The consensus was clear: We need to teach adults how to think differently about the entrepreneurial mind, and specifically, students’ ability to absorb entrepreneurship principles even in grades K-12.
On Oct. 23, The Chamber of Commerce for Greater Philadelphia’s Roadmap for Growth initiative held its first issue forum of the program year, “The Entrepreneurial Mind: Teaching Kids How to Think Differently.”
The panelists, including Coded by Kids CEO Sylvester Mobley, Philadelphia City Council Member Allan Domb, Citizens Bank Mid-Atlantic Region President Daniel K. Fitzpatrick, JumpButton Studio founder and CEO Nicodemus Madehdou and The Workshop School cofounder and Executive Director Matthew Riggan, all agreed that students who are taught entrepreneurship become not just business owners, but change agents in the workforce even if they never start a business.
“The best part about teaching students about entrepreneurship is that they don’t wait around to be told what to do,” Mobley said. “They instead figure out what needs to get done and do it.”
As tables all around the City debate the best ways to prepare our future workforce, it strikes me how few are talking about growing the number of businesses with jobs ready to be filled. Small businesses have accounted for 61.8% of net new jobs over the past 20 years nationally, and so we know that growth for Philadelphia is dependent on small business growth.
With a quarter of all Philadelphians living in poverty, our schools need to generate future employers and entrepreneurs, not just employees. As Domb put it, “you make a living working, you build wealth owning.” By teaching entrepreneurship, we have the ability to fast-track wealth building in low-income communities.
Why wait? Madehdou founded Jumpbutton, a tech startup for young developers, precisely because he “didn’t want to wait until [he] was a senior in college to get an internship that could teach [him] about starting a business.” Since its founding while he was a freshman in high school, Madehdou has won two Philly Geek Awards; was named a Young Futurist by The Root; was honored at the White House twice, once while still in high school; and named a 2018 Forbes Fellow.
But entrepreneurship can’t be added to decades-old formulas for teaching. Riggan warned the audience that beyond teaching entrepreneurship, we have to change how we teach.
“If we bring entrepreneurship into schools but still deliver that with someone standing in front of the room giving a lecture, we get death by elective,” the educator said. “That is not the way to do it.” Instead, students at The Workshop School, a project-based learning high school in West Philadelphia, challenges students to solve real world problems. Each year, students compete for seed funding for their startups.

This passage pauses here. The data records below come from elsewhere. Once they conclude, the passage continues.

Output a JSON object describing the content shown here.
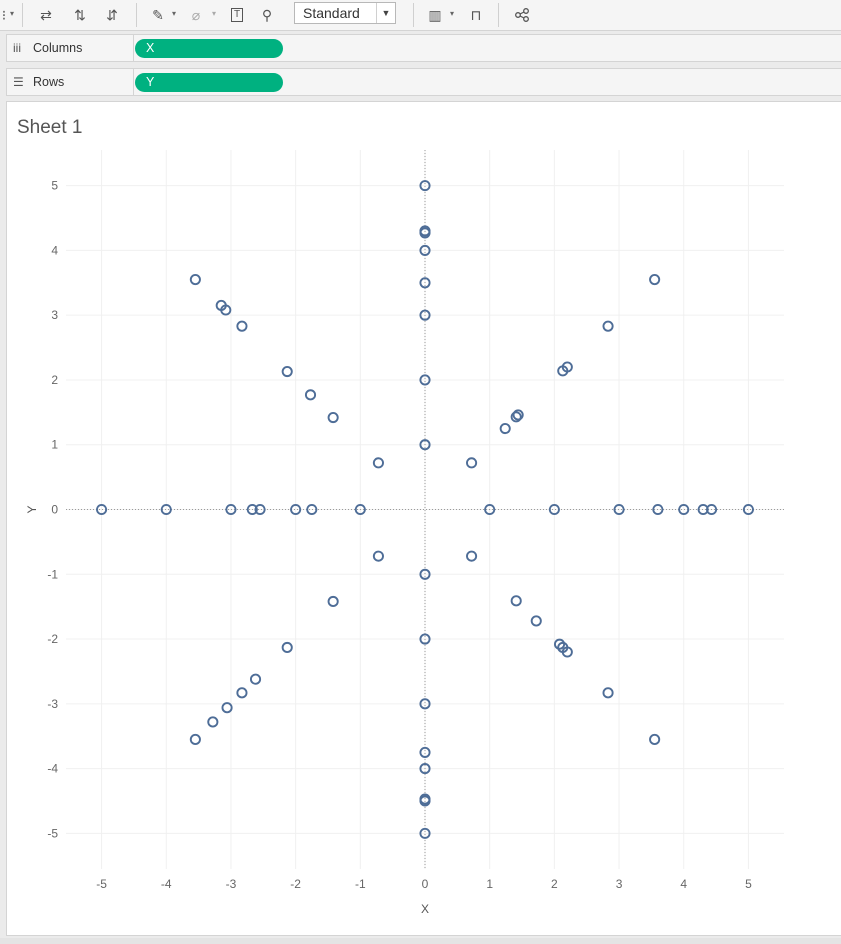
{
  "toolbar": {
    "fit_value": "Standard",
    "icons": [
      "swap-rows-cols-icon",
      "sort-ascending-icon",
      "sort-descending-icon",
      "highlight-icon",
      "group-members-icon",
      "label-marks-icon",
      "pin-icon",
      "show-me-icon",
      "presentation-icon",
      "share-icon"
    ]
  },
  "shelves": {
    "columns": {
      "label": "Columns",
      "pill": "X"
    },
    "rows": {
      "label": "Rows",
      "pill": "Y"
    }
  },
  "colors": {
    "pill": "#00b180",
    "mark": "#4e6d97"
  },
  "sheet": {
    "title": "Sheet 1"
  },
  "chart_data": {
    "type": "scatter",
    "title": "Sheet 1",
    "xlabel": "X",
    "ylabel": "Y",
    "xlim": [
      -5.55,
      5.55
    ],
    "ylim": [
      -5.55,
      5.55
    ],
    "xticks": [
      -5,
      -4,
      -3,
      -2,
      -1,
      0,
      1,
      2,
      3,
      4,
      5
    ],
    "yticks": [
      5,
      4,
      3,
      2,
      1,
      0,
      -1,
      -2,
      -3,
      -4,
      -5
    ],
    "grid": true,
    "marker": "hollow-circle",
    "points": [
      [
        0,
        5
      ],
      [
        0,
        4.3
      ],
      [
        0,
        4.27
      ],
      [
        0,
        4
      ],
      [
        0,
        3.5
      ],
      [
        0,
        3
      ],
      [
        0,
        2
      ],
      [
        0,
        1
      ],
      [
        0,
        -1
      ],
      [
        0,
        -2
      ],
      [
        0,
        -3
      ],
      [
        0,
        -3.75
      ],
      [
        0,
        -4
      ],
      [
        0,
        -4.47
      ],
      [
        0,
        -4.5
      ],
      [
        0,
        -5
      ],
      [
        -5,
        0
      ],
      [
        -4,
        0
      ],
      [
        -3,
        0
      ],
      [
        -2.67,
        0
      ],
      [
        -2.55,
        0
      ],
      [
        -2,
        0
      ],
      [
        -1.75,
        0
      ],
      [
        -1,
        0
      ],
      [
        1,
        0
      ],
      [
        2,
        0
      ],
      [
        3,
        0
      ],
      [
        3.6,
        0
      ],
      [
        4,
        0
      ],
      [
        4.3,
        0
      ],
      [
        4.43,
        0
      ],
      [
        5,
        0
      ],
      [
        -3.55,
        3.55
      ],
      [
        -3.15,
        3.15
      ],
      [
        -3.08,
        3.08
      ],
      [
        -2.83,
        2.83
      ],
      [
        -2.13,
        2.13
      ],
      [
        -1.77,
        1.77
      ],
      [
        -1.42,
        1.42
      ],
      [
        -0.72,
        0.72
      ],
      [
        0.72,
        0.72
      ],
      [
        1.24,
        1.25
      ],
      [
        1.41,
        1.43
      ],
      [
        1.44,
        1.46
      ],
      [
        2.13,
        2.14
      ],
      [
        2.2,
        2.2
      ],
      [
        2.83,
        2.83
      ],
      [
        3.55,
        3.55
      ],
      [
        -0.72,
        -0.72
      ],
      [
        -1.42,
        -1.42
      ],
      [
        -2.13,
        -2.13
      ],
      [
        -2.62,
        -2.62
      ],
      [
        -2.83,
        -2.83
      ],
      [
        -3.06,
        -3.06
      ],
      [
        -3.28,
        -3.28
      ],
      [
        -3.55,
        -3.55
      ],
      [
        0.72,
        -0.72
      ],
      [
        1.41,
        -1.41
      ],
      [
        1.72,
        -1.72
      ],
      [
        2.08,
        -2.08
      ],
      [
        2.13,
        -2.13
      ],
      [
        2.2,
        -2.2
      ],
      [
        2.83,
        -2.83
      ],
      [
        3.55,
        -3.55
      ]
    ]
  }
}
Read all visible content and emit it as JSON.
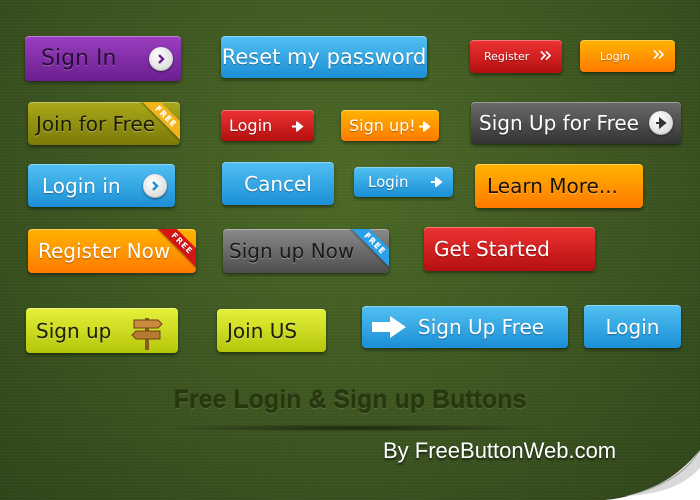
{
  "buttons": {
    "sign_in": "Sign In",
    "reset_password": "Reset my password",
    "register_small": "Register",
    "login_small_orange": "Login",
    "join_for_free": "Join for Free",
    "login_red": "Login",
    "sign_up_orange": "Sign up!",
    "sign_up_for_free": "Sign Up for Free",
    "login_in": "Login in",
    "cancel": "Cancel",
    "login_blue_small": "Login",
    "learn_more": "Learn More...",
    "register_now": "Register Now",
    "sign_up_now": "Sign up Now",
    "get_started": "Get Started",
    "sign_up_lime": "Sign up",
    "join_us": "Join US",
    "sign_up_free": "Sign Up Free",
    "login_large": "Login"
  },
  "ribbons": {
    "free_1": "FREE",
    "free_2": "FREE",
    "free_3": "FREE"
  },
  "heading": "Free  Login & Sign up Buttons",
  "credit": "By FreeButtonWeb.com",
  "colors": {
    "purple": "#7d2aa6",
    "sky": "#2aa0e6",
    "red": "#cc1a1a",
    "orange": "#ff9500",
    "olive": "#8f8d10",
    "gray": "#4a4a4a",
    "lime": "#cddc1a",
    "background": "#3f5a1f"
  },
  "icons": [
    "chevron-right-circle-icon",
    "double-chevron-icon",
    "arrow-right-icon",
    "signpost-icon",
    "page-curl-icon"
  ]
}
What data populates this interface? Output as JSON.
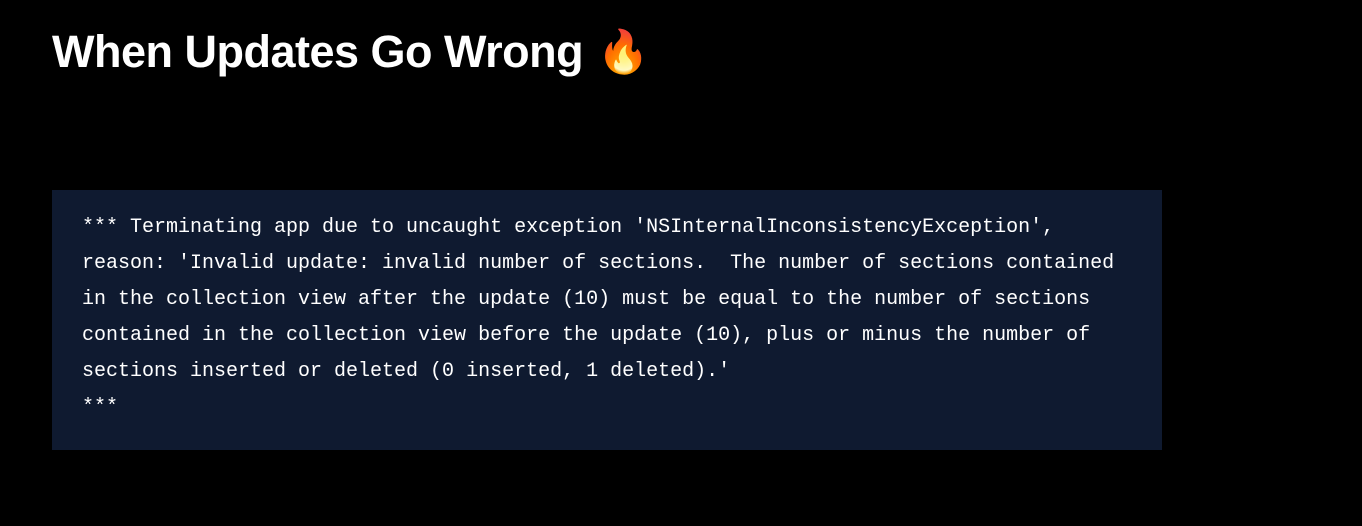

Teaching our youth entrepreneurial skills can have a momentous impact on our region’s economy. Creative thinking is crucial to modern innovation. We need to encourage our youth to be problem solvers. Our young people are our next generation of employers — if we foster that now.
The Roadmap Issue Forum in October was the first of four neighborhood-based programs that directly connect to the four policy pillars of the PHL Neighborhood Growth Project (NGP). Born out of the Roadmap for Growth, NGP advocates for a strong, inclusive, and growing economy that benefits every neighborhood. To learn more and join the coalition, email me at email@example.com.